## The input

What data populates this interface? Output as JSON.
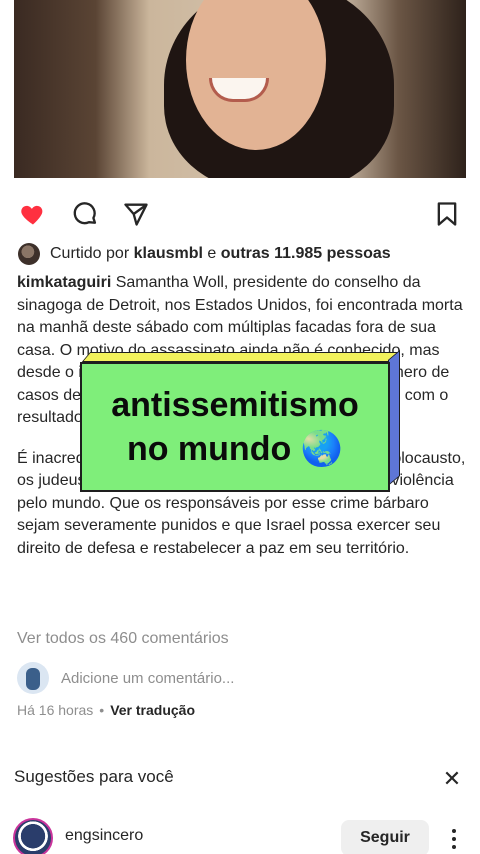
{
  "post": {
    "likes": {
      "prefix": "Curtido por",
      "user": "klausmbl",
      "connector": "e",
      "others": "outras 11.985 pessoas"
    },
    "caption": {
      "username": "kimkataguiri",
      "paragraph1": "Samantha Woll, presidente do conselho da sinagoga de Detroit, nos Estados Unidos, foi encontrada morta na manhã deste sábado com múltiplas facadas fora de sua casa. O motivo do assassinato ainda não é conhecido, mas desde o início da guerra entre o Hamas e Israel o número de casos de antissemitismo aumentou em todo o mundo, com o resultado do assassinato.",
      "paragraph2": "É inacreditável e triste que poucas décadas após o holocausto, os judeus estejam sofrendo novamente esse tipo de violência pelo mundo. Que os responsáveis por esse crime bárbaro sejam severamente punidos e que Israel possa exercer seu direito de defesa e restabelecer a paz em seu território."
    },
    "view_comments": "Ver todos os 460 comentários",
    "add_comment_placeholder": "Adicione um comentário...",
    "time_ago": "Há 16 horas",
    "separator": "•",
    "translate": "Ver tradução"
  },
  "overlay": {
    "line1": "antissemitismo",
    "line2": "no mundo 🌏"
  },
  "suggestions": {
    "title": "Sugestões para você",
    "close": "✕",
    "items": [
      {
        "username": "engsincero",
        "follow_label": "Seguir"
      }
    ]
  },
  "icons": {
    "like": "heart-filled-icon",
    "comment": "comment-bubble-icon",
    "share": "paper-plane-icon",
    "save": "bookmark-icon"
  },
  "colors": {
    "like_red": "#ff3040",
    "overlay_green": "#7fee7a",
    "overlay_side": "#5e76d6",
    "overlay_top": "#f2f25c"
  }
}
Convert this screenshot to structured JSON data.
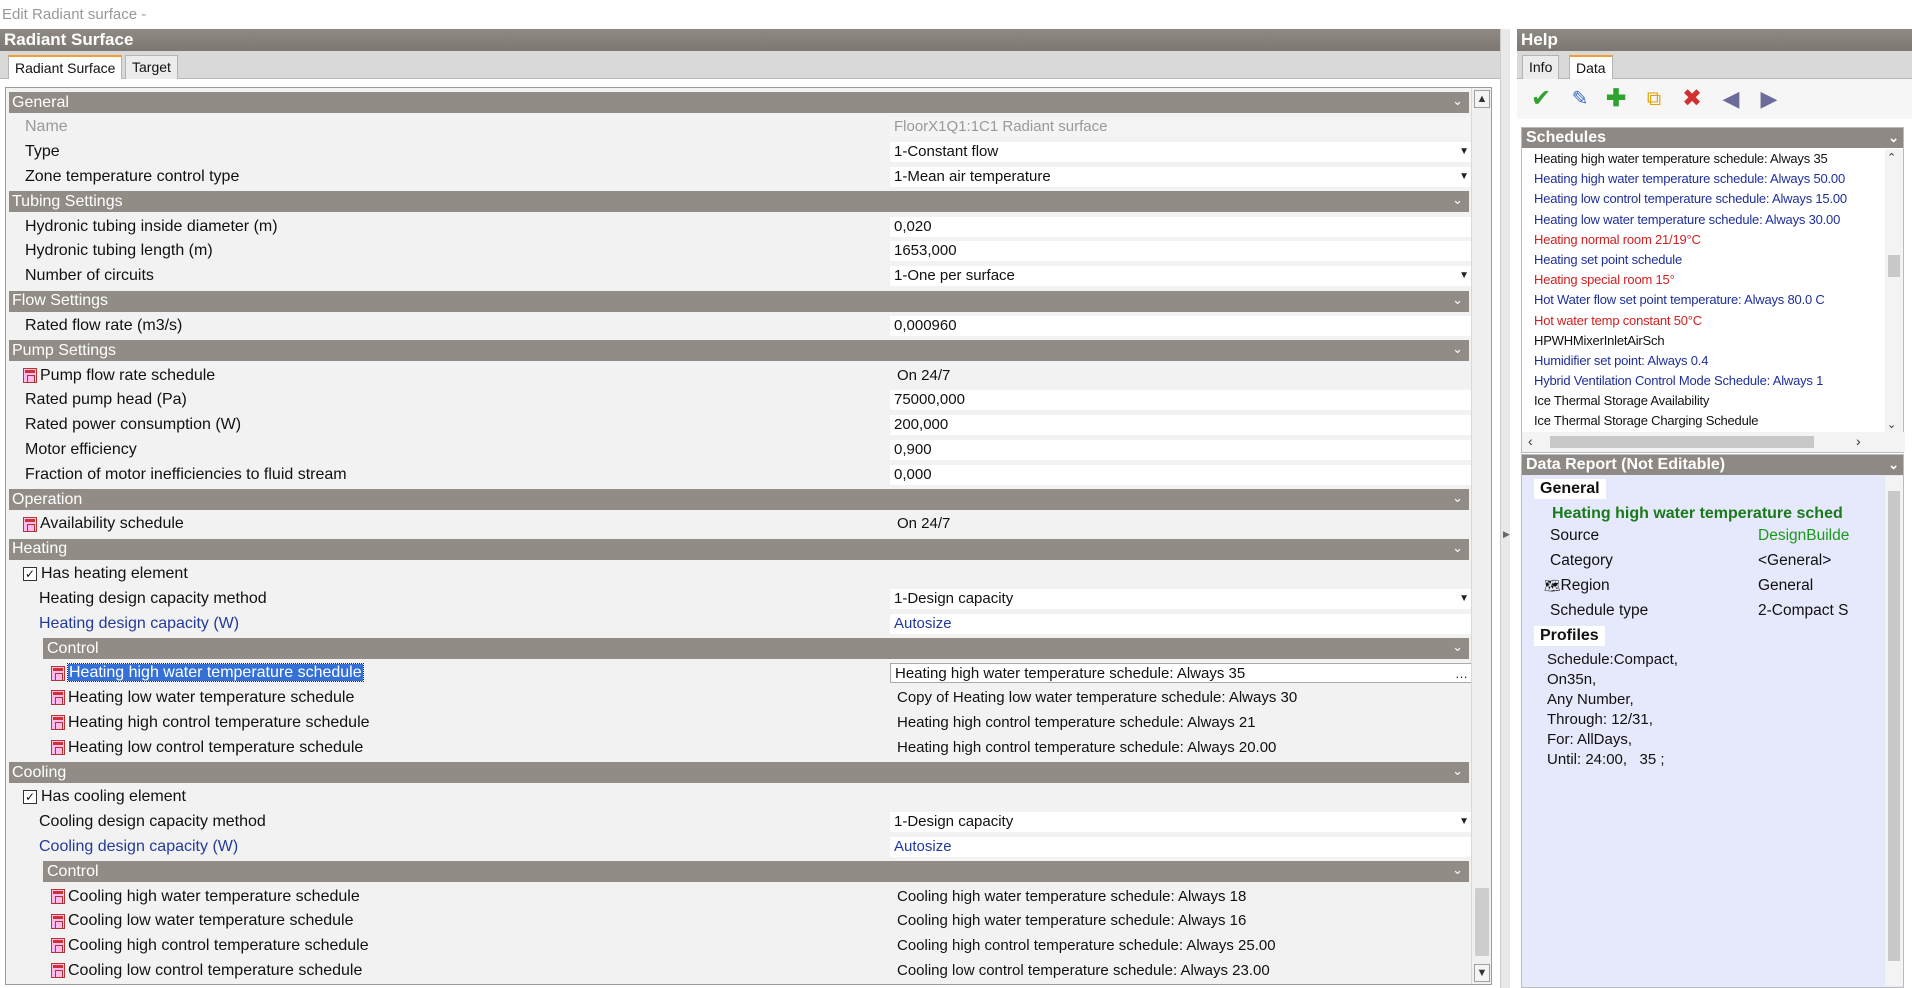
{
  "window": {
    "title": "Edit Radiant surface -"
  },
  "left": {
    "header": "Radiant Surface",
    "tabs": [
      "Radiant Surface",
      "Target"
    ],
    "sections": {
      "general": "General",
      "tubing": "Tubing Settings",
      "flow": "Flow Settings",
      "pump": "Pump Settings",
      "operation": "Operation",
      "heating": "Heating",
      "heating_control": "Control",
      "cooling": "Cooling",
      "cooling_control": "Control"
    },
    "fields": {
      "name": {
        "label": "Name",
        "value": "FloorX1Q1:1C1 Radiant surface"
      },
      "type": {
        "label": "Type",
        "value": "1-Constant flow"
      },
      "zone_temp": {
        "label": "Zone temperature control type",
        "value": "1-Mean air temperature"
      },
      "tube_diam": {
        "label": "Hydronic tubing inside diameter (m)",
        "value": "0,020"
      },
      "tube_len": {
        "label": "Hydronic tubing length (m)",
        "value": "1653,000"
      },
      "circuits": {
        "label": "Number of circuits",
        "value": "1-One per surface"
      },
      "flow_rate": {
        "label": "Rated flow rate (m3/s)",
        "value": "0,000960"
      },
      "pump_sched": {
        "label": "Pump flow rate schedule",
        "value": "On 24/7"
      },
      "pump_head": {
        "label": "Rated pump head (Pa)",
        "value": "75000,000"
      },
      "power": {
        "label": "Rated power consumption (W)",
        "value": "200,000"
      },
      "motor_eff": {
        "label": "Motor efficiency",
        "value": "0,900"
      },
      "frac_motor": {
        "label": "Fraction of motor inefficiencies to fluid stream",
        "value": "0,000"
      },
      "avail": {
        "label": "Availability schedule",
        "value": "On 24/7"
      },
      "has_heating": {
        "label": "Has heating element",
        "checked": "✓"
      },
      "heat_method": {
        "label": "Heating design capacity method",
        "value": "1-Design capacity"
      },
      "heat_cap": {
        "label": "Heating design capacity (W)",
        "value": "Autosize"
      },
      "heat_hw": {
        "label": "Heating high water temperature schedule",
        "value": "Heating high water temperature schedule: Always 35"
      },
      "heat_lw": {
        "label": "Heating low water temperature schedule",
        "value": "Copy of Heating low water temperature schedule: Always 30"
      },
      "heat_hc": {
        "label": "Heating high control temperature schedule",
        "value": "Heating high control temperature schedule: Always 21"
      },
      "heat_lc": {
        "label": "Heating low control temperature schedule",
        "value": "Heating high control temperature schedule: Always 20.00"
      },
      "has_cooling": {
        "label": "Has cooling element",
        "checked": "✓"
      },
      "cool_method": {
        "label": "Cooling design capacity method",
        "value": "1-Design capacity"
      },
      "cool_cap": {
        "label": "Cooling design capacity (W)",
        "value": "Autosize"
      },
      "cool_hw": {
        "label": "Cooling high water temperature schedule",
        "value": "Cooling high water temperature schedule: Always 18"
      },
      "cool_lw": {
        "label": "Cooling low water temperature schedule",
        "value": "Cooling high water temperature schedule: Always 16"
      },
      "cool_hc": {
        "label": "Cooling high control temperature schedule",
        "value": "Cooling high control temperature schedule: Always 25.00"
      },
      "cool_lc": {
        "label": "Cooling low control temperature schedule",
        "value": "Cooling low control temperature schedule: Always 23.00"
      }
    }
  },
  "right": {
    "header": "Help",
    "tabs": [
      "Info",
      "Data"
    ],
    "schedules_title": "Schedules",
    "schedules": [
      {
        "text": "Heating high water temperature schedule: Always 35",
        "color": "black"
      },
      {
        "text": "Heating high water temperature schedule: Always 50.00",
        "color": "blue"
      },
      {
        "text": "Heating low control temperature schedule: Always 15.00",
        "color": "blue"
      },
      {
        "text": "Heating low water temperature schedule: Always 30.00",
        "color": "blue"
      },
      {
        "text": "Heating normal room 21/19°C",
        "color": "red"
      },
      {
        "text": "Heating set point schedule",
        "color": "blue"
      },
      {
        "text": "Heating special room 15°",
        "color": "red"
      },
      {
        "text": "Hot Water flow set point temperature: Always 80.0 C",
        "color": "blue"
      },
      {
        "text": "Hot water temp constant 50°C",
        "color": "red"
      },
      {
        "text": "HPWHMixerInletAirSch",
        "color": "black"
      },
      {
        "text": "Humidifier set point: Always 0.4",
        "color": "blue"
      },
      {
        "text": "Hybrid Ventilation Control Mode Schedule: Always 1",
        "color": "blue"
      },
      {
        "text": "Ice Thermal Storage Availability",
        "color": "black"
      },
      {
        "text": "Ice Thermal Storage Charging Schedule",
        "color": "black"
      }
    ],
    "report_title": "Data Report (Not Editable)",
    "report": {
      "general_head": "General",
      "item_title": "Heating high water temperature sched",
      "rows": [
        {
          "k": "Source",
          "v": "DesignBuilde"
        },
        {
          "k": "Category",
          "v": "<General>"
        },
        {
          "k": "Region",
          "v": "General"
        },
        {
          "k": "Schedule type",
          "v": "2-Compact S"
        }
      ],
      "profiles_head": "Profiles",
      "profile_lines": [
        "Schedule:Compact,",
        "On35n,",
        "Any Number,",
        "Through: 12/31,",
        "For: AllDays,",
        "Until: 24:00,   35 ;"
      ]
    }
  }
}
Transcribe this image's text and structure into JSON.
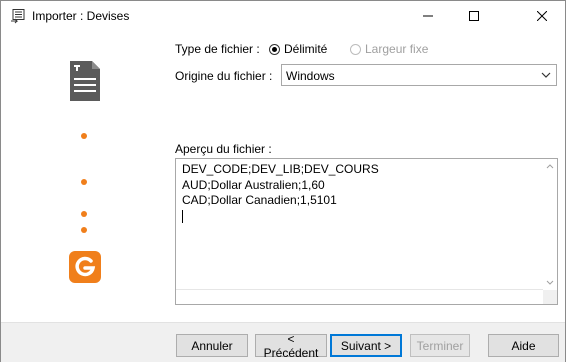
{
  "window": {
    "title": "Importer : Devises"
  },
  "form": {
    "file_type_label": "Type de fichier :",
    "radio_delimited": "Délimité",
    "radio_fixed": "Largeur fixe",
    "origin_label": "Origine du fichier :",
    "origin_value": "Windows",
    "preview_label": "Aperçu du fichier :",
    "preview_lines": [
      "DEV_CODE;DEV_LIB;DEV_COURS",
      "AUD;Dollar Australien;1,60",
      "CAD;Dollar Canadien;1,5101"
    ]
  },
  "buttons": {
    "cancel": "Annuler",
    "previous": "< Précédent",
    "next": "Suivant >",
    "finish": "Terminer",
    "help": "Aide"
  },
  "colors": {
    "accent": "#f07f1b",
    "doc_icon": "#5b5b5b",
    "default_btn_border": "#0078d7"
  }
}
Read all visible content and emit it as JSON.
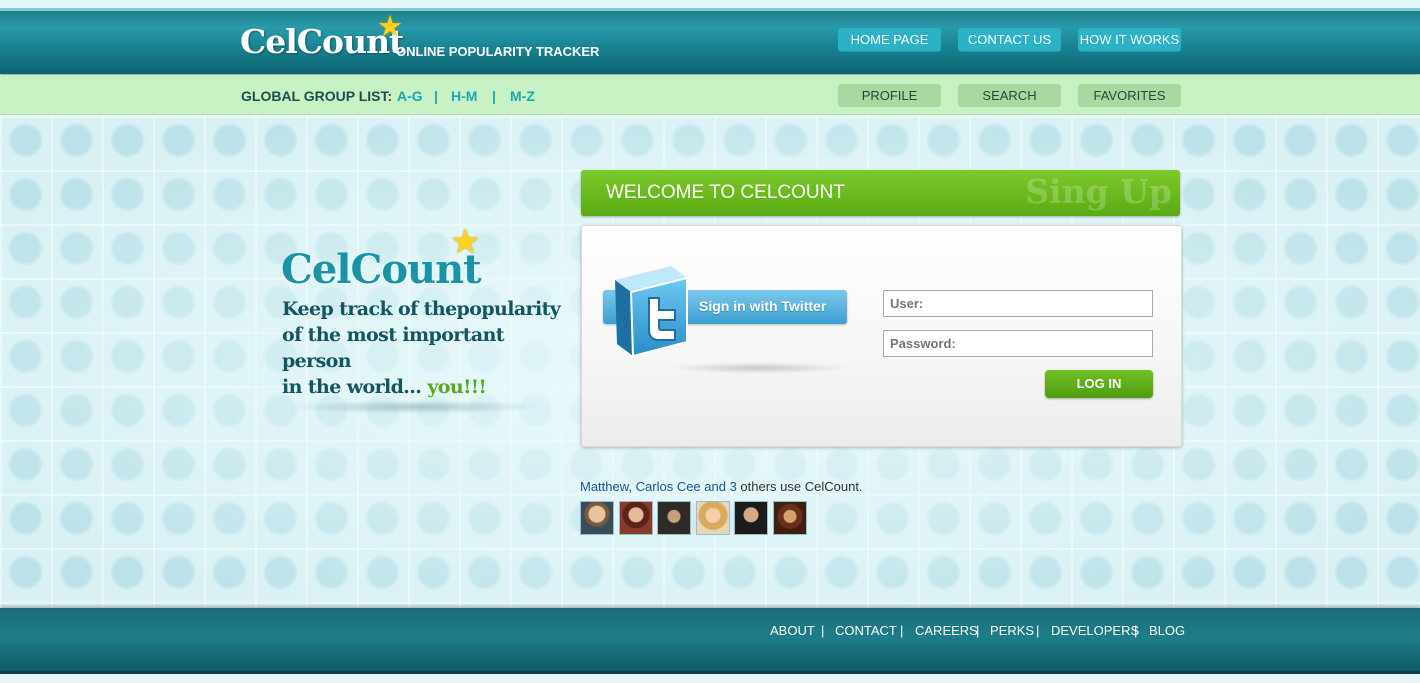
{
  "header": {
    "logo": "CelCount",
    "tagline": "ONLINE POPULARITY TRACKER",
    "nav": [
      "HOME PAGE",
      "CONTACT US",
      "HOW IT WORKS"
    ]
  },
  "subbar": {
    "group_label": "GLOBAL GROUP LIST:",
    "groups": [
      "A-G",
      "H-M",
      "M-Z"
    ],
    "separator": "|",
    "nav": [
      "PROFILE",
      "SEARCH",
      "FAVORITES"
    ]
  },
  "promo": {
    "logo": "CelCount",
    "line1": "Keep track of thepopularity",
    "line2": "of the most important person",
    "line3": "in the world...",
    "highlight": "you!!!"
  },
  "welcome": {
    "title": "WELCOME TO CELCOUNT",
    "ghost": "Sing Up"
  },
  "login": {
    "twitter_label": "Sign in with Twitter",
    "user_placeholder": "User:",
    "password_placeholder": "Password:",
    "button": "LOG IN"
  },
  "social": {
    "names": "Matthew, Carlos Cee and 3",
    "suffix": " others use CelCount."
  },
  "footer": {
    "links": [
      "ABOUT",
      "CONTACT",
      "CAREERS",
      "PERKS",
      "DEVELOPERS",
      "BLOG"
    ],
    "separator": "|"
  },
  "icons": [
    "star-icon",
    "twitter-bird-icon"
  ],
  "colors": {
    "header_teal": "#1a8696",
    "nav_button": "#2cb2c6",
    "subbar_green": "#c9f2c4",
    "accent_green": "#5aaa12",
    "twitter_blue": "#3b9fd2",
    "logo_teal": "#1a93a6"
  }
}
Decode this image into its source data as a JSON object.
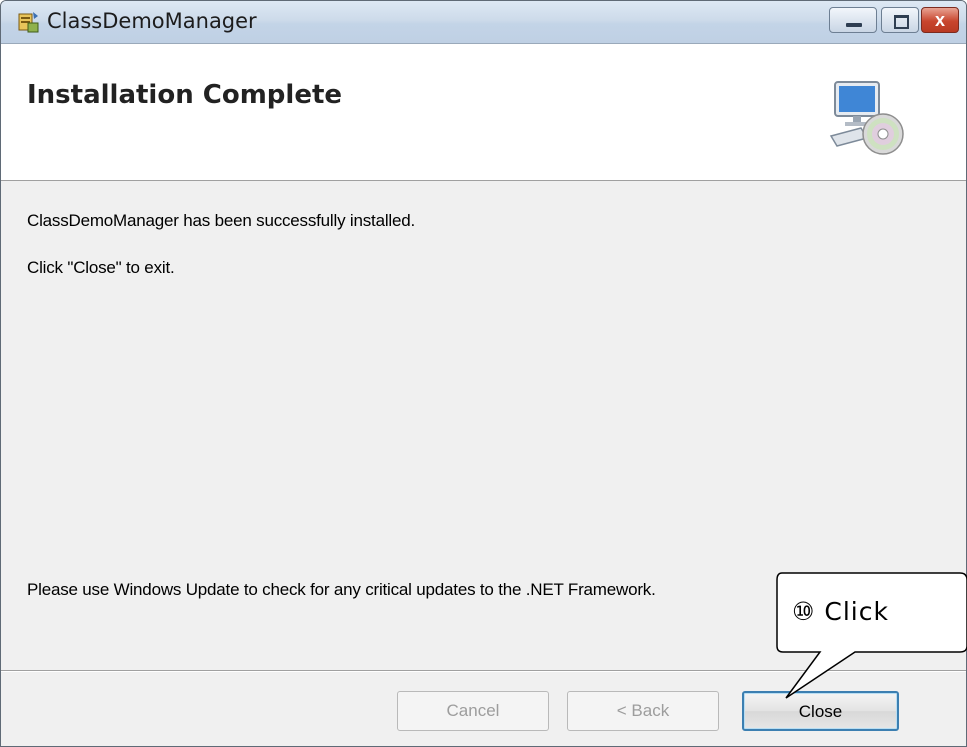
{
  "window": {
    "title": "ClassDemoManager",
    "buttons": {
      "minimize_icon": "minimize-icon",
      "maximize_icon": "maximize-icon",
      "close_icon": "close-icon",
      "close_glyph": "x"
    }
  },
  "banner": {
    "title": "Installation Complete",
    "icon": "computer-cd-icon"
  },
  "body": {
    "line1": "ClassDemoManager has been successfully installed.",
    "line2": "Click \"Close\" to exit.",
    "line3": "Please use Windows Update to check for any critical updates to the .NET Framework."
  },
  "footer": {
    "cancel_label": "Cancel",
    "back_label": "< Back",
    "close_label": "Close"
  },
  "callout": {
    "text": "⑩  Click"
  },
  "colors": {
    "titlebar": "#c3d4e7",
    "dialog_bg": "#f0f0f0",
    "banner_bg": "#ffffff",
    "close_caption": "#c8462e",
    "default_button_border": "#3c7fb1"
  }
}
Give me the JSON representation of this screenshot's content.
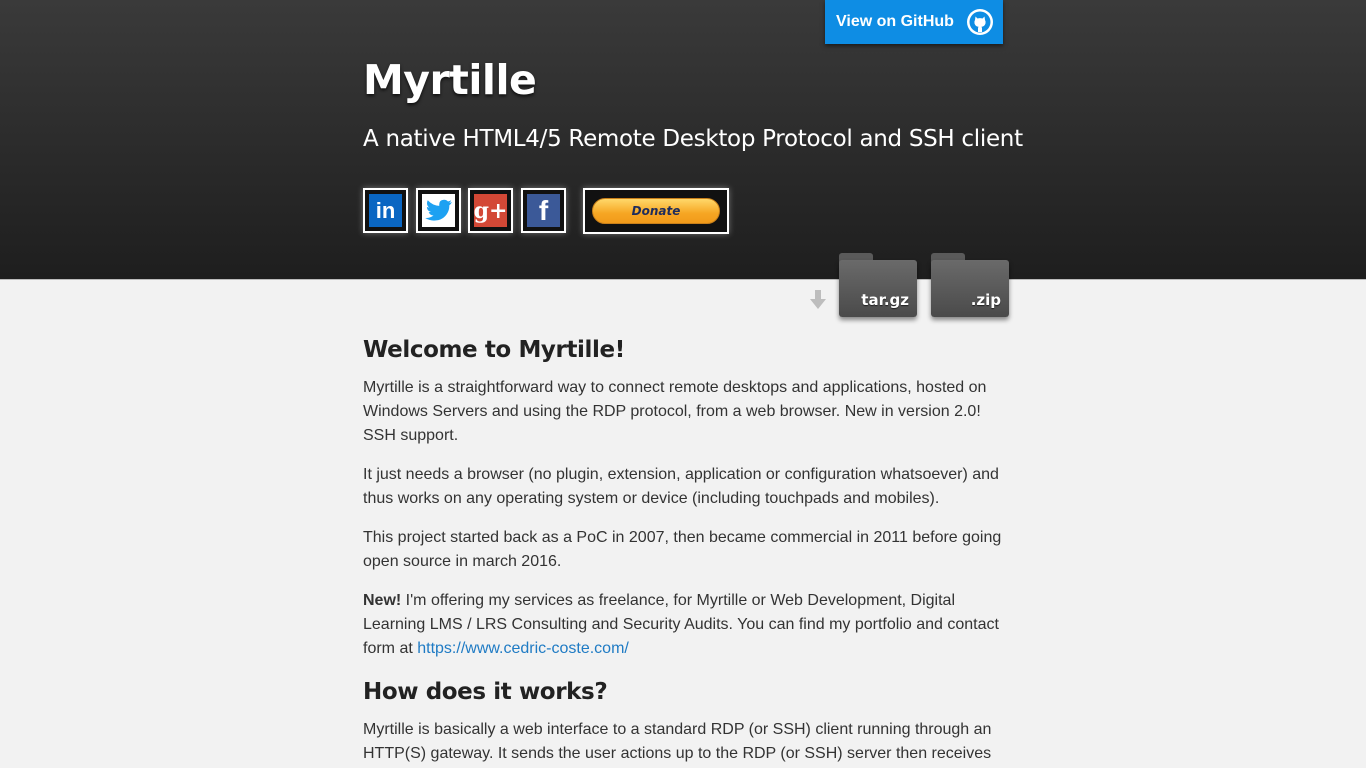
{
  "header": {
    "github_label": "View on GitHub",
    "title": "Myrtille",
    "subtitle": "A native HTML4/5 Remote Desktop Protocol and SSH client",
    "social": [
      {
        "name": "linkedin",
        "glyph": "in",
        "color": "#0a66c2"
      },
      {
        "name": "twitter",
        "glyph": "t",
        "color": "#1da1f2"
      },
      {
        "name": "google-plus",
        "glyph": "g+",
        "color": "#d34836"
      },
      {
        "name": "facebook",
        "glyph": "f",
        "color": "#3b5998"
      }
    ],
    "donate_label": "Donate"
  },
  "downloads": {
    "tar_label": "tar.gz",
    "zip_label": ".zip"
  },
  "content": {
    "welcome_heading": "Welcome to Myrtille!",
    "p1": "Myrtille is a straightforward way to connect remote desktops and applications, hosted on Windows Servers and using the RDP protocol, from a web browser. New in version 2.0! SSH support.",
    "p2": "It just needs a browser (no plugin, extension, application or configuration whatsoever) and thus works on any operating system or device (including touchpads and mobiles).",
    "p3": "This project started back as a PoC in 2007, then became commercial in 2011 before going open source in march 2016.",
    "p4_bold": "New!",
    "p4_text": " I'm offering my services as freelance, for Myrtille or Web Development, Digital Learning LMS / LRS Consulting and Security Audits. You can find my portfolio and contact form at ",
    "p4_link": "https://www.cedric-coste.com/",
    "how_heading": "How does it works?",
    "p5": "Myrtille is basically a web interface to a standard RDP (or SSH) client running through an HTTP(S) gateway. It sends the user actions up to the RDP (or SSH) server then receives"
  },
  "colors": {
    "github_blue": "#0e8de4",
    "link": "#1f7bc4"
  }
}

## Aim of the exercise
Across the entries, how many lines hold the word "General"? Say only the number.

## Result
4